Thinking with Opera
Episode 4: Simon Armitage and Gavin Bryars on Words and Music
They each discuss their lifelong engagement with words and music, and the pleasures and perils of bridging the two disciplines as artists. Excerpts from their work are woven throughout, including tracks by Armitage’s post rock/ambient outfit LYR, and Bryars’ influential 1971 work Jesus’ Blood Never Failed Me Yet.
Chaired by Dr Kimberly Campanello of the University of Leeds.
Episode 3: Thomas Adès and Operas of Confinement
How do music, plot, staging, action, dance and performance combine to produce meaning for an opera audience?
Taking a close look at Thomas Adès’s The Tempest, Professor Edward Venn of the University of Leeds and choreographer and director Aletta Collins – who choreographed the opera’s premiere in 2004 – explore the conversation between different elements in opera.

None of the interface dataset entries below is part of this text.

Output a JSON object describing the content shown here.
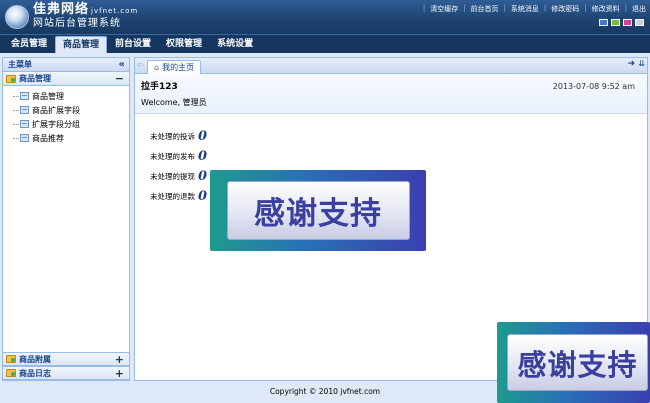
{
  "header": {
    "brand_name": "佳弗网络",
    "brand_domain": "jvfnet.com",
    "brand_subtitle": "网站后台管理系统",
    "top_links": [
      "清空缓存",
      "前台首页",
      "系统消息",
      "修改密码",
      "修改资料",
      "退出"
    ],
    "skin_colors": [
      "#3a7ad8",
      "#6fbf3a",
      "#e03aa0",
      "#d0d0d0"
    ]
  },
  "nav": {
    "items": [
      "会员管理",
      "商品管理",
      "前台设置",
      "权限管理",
      "系统设置"
    ],
    "active_index": 1
  },
  "sidebar": {
    "title": "主菜单",
    "collapse_symbol": "«",
    "expanded_group": {
      "label": "商品管理",
      "toggle": "−",
      "items": [
        "商品管理",
        "商品扩展字段",
        "扩展字段分组",
        "商品推荐"
      ]
    },
    "collapsed_groups": [
      {
        "label": "商品附属",
        "toggle": "+"
      },
      {
        "label": "商品日志",
        "toggle": "+"
      }
    ]
  },
  "main": {
    "tab_label": "我的主页",
    "user_name": "拉手123",
    "welcome_text": "Welcome, 管理员",
    "datetime": "2013-07-08 9:52 am",
    "stats": [
      {
        "label": "未处理的投诉",
        "value": "0"
      },
      {
        "label": "未处理的发布",
        "value": "0"
      },
      {
        "label": "未处理的提现",
        "value": "0"
      },
      {
        "label": "未处理的退款",
        "value": "0"
      }
    ]
  },
  "footer": {
    "copyright": "Copyright © 2010 jvfnet.com"
  },
  "promos": [
    "感谢支持",
    "感谢支持"
  ]
}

They also consider the notions of confinement and restricted movement in all three of Adès’s operas: The Tempest, Powder Her Face (1995), and The Exterminating Angel (2016), which take on a new significance in the COVID-era.
Episode 2: Carnivalesque
“The licence to misbehave.”
From Monteverdi to Monty Python, cross-dressing, gross-out humour and a preoccupation with the grotesque seems to offer a release from the constraints of morality and social conventions.
Warning: this podcast features frank discussion of bodily functions!
Episode 1: Performing Violence
“In cinema you are a spectator; in opera you are present. I’m fascinated by the notion that we witness in opera: we have to endure.”
Ranging from Ancient Greece to The Godfather, and focusing on the operas of Puccini and Verdi, the 2020 Holberg Prize Laureate Professor Griselda Pollock discusses with Opera North Projects Director, Dominic Gray, how violence is represented in painting, sculpture, film and literature, how it is performed in opera, and its implications.